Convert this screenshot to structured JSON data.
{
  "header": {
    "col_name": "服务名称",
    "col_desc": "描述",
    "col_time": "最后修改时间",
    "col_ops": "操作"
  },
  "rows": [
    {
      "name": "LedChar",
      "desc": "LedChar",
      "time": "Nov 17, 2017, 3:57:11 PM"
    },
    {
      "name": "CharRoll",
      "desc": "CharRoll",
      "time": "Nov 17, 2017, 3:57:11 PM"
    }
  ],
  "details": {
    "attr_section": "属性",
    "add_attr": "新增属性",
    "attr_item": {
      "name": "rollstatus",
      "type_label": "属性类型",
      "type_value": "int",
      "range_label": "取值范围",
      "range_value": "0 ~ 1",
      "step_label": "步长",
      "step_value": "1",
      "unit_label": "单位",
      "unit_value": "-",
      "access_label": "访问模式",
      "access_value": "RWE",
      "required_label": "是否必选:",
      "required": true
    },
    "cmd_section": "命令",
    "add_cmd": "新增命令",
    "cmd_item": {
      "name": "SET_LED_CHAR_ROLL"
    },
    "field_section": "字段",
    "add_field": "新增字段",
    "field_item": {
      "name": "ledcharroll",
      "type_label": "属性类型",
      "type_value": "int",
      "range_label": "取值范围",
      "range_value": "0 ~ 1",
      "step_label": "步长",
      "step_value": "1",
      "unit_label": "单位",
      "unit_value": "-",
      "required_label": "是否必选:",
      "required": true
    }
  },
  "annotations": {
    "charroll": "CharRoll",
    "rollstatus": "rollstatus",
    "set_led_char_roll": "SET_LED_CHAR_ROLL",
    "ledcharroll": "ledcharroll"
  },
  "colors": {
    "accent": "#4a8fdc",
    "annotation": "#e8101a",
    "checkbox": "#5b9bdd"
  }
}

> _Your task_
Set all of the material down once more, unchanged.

> _Finished exercise_
Convert this screenshot to structured JSON data.
{
  "header": {
    "col_name": "服务名称",
    "col_desc": "描述",
    "col_time": "最后修改时间",
    "col_ops": "操作"
  },
  "rows": [
    {
      "name": "LedChar",
      "desc": "LedChar",
      "time": "Nov 17, 2017, 3:57:11 PM"
    },
    {
      "name": "CharRoll",
      "desc": "CharRoll",
      "time": "Nov 17, 2017, 3:57:11 PM"
    }
  ],
  "details": {
    "attr_section": "属性",
    "add_attr": "新增属性",
    "attr_item": {
      "name": "rollstatus",
      "type_label": "属性类型",
      "type_value": "int",
      "range_label": "取值范围",
      "range_value": "0 ~ 1",
      "step_label": "步长",
      "step_value": "1",
      "unit_label": "单位",
      "unit_value": "-",
      "access_label": "访问模式",
      "access_value": "RWE",
      "required_label": "是否必选:",
      "required": true
    },
    "cmd_section": "命令",
    "add_cmd": "新增命令",
    "cmd_item": {
      "name": "SET_LED_CHAR_ROLL"
    },
    "field_section": "字段",
    "add_field": "新增字段",
    "field_item": {
      "name": "ledcharroll",
      "type_label": "属性类型",
      "type_value": "int",
      "range_label": "取值范围",
      "range_value": "0 ~ 1",
      "step_label": "步长",
      "step_value": "1",
      "unit_label": "单位",
      "unit_value": "-",
      "required_label": "是否必选:",
      "required": true
    }
  },
  "annotations": {
    "charroll": "CharRoll",
    "rollstatus": "rollstatus",
    "set_led_char_roll": "SET_LED_CHAR_ROLL",
    "ledcharroll": "ledcharroll"
  },
  "colors": {
    "accent": "#4a8fdc",
    "annotation": "#e8101a",
    "checkbox": "#5b9bdd"
  }
}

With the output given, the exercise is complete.